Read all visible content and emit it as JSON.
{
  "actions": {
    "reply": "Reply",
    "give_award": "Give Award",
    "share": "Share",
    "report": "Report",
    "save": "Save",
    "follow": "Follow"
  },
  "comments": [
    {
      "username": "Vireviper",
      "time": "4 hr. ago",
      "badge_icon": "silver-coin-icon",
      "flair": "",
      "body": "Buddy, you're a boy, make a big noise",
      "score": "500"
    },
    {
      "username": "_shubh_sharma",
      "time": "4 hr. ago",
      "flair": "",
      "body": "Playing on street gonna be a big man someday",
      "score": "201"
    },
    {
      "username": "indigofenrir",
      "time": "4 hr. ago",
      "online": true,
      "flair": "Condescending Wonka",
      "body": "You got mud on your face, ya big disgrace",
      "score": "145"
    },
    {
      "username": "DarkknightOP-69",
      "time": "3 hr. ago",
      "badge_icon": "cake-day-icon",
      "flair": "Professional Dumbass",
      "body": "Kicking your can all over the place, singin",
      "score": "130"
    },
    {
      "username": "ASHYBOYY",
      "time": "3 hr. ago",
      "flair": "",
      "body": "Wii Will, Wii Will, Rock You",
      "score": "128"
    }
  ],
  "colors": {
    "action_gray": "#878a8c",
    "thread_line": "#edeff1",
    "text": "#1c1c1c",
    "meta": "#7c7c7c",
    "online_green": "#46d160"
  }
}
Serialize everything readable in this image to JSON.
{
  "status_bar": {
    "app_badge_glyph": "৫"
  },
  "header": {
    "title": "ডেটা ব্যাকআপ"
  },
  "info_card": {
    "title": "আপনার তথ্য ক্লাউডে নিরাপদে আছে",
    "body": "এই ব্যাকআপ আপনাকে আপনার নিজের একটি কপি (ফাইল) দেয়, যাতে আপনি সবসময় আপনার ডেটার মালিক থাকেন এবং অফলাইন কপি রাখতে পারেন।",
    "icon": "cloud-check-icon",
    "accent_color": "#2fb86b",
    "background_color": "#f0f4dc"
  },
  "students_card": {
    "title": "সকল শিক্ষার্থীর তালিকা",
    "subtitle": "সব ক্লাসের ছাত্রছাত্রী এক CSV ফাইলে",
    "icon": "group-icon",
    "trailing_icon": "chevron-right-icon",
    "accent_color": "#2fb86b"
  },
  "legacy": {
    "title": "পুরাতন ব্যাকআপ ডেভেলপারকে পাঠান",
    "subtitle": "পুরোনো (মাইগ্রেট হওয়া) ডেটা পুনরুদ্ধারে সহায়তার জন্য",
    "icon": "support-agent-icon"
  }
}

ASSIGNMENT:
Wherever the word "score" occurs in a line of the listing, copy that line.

SOLUTION TO THE PROBLEM:
      "score": "500"
      "score": "201"
      "score": "145"
      "score": "130"
      "score": "128"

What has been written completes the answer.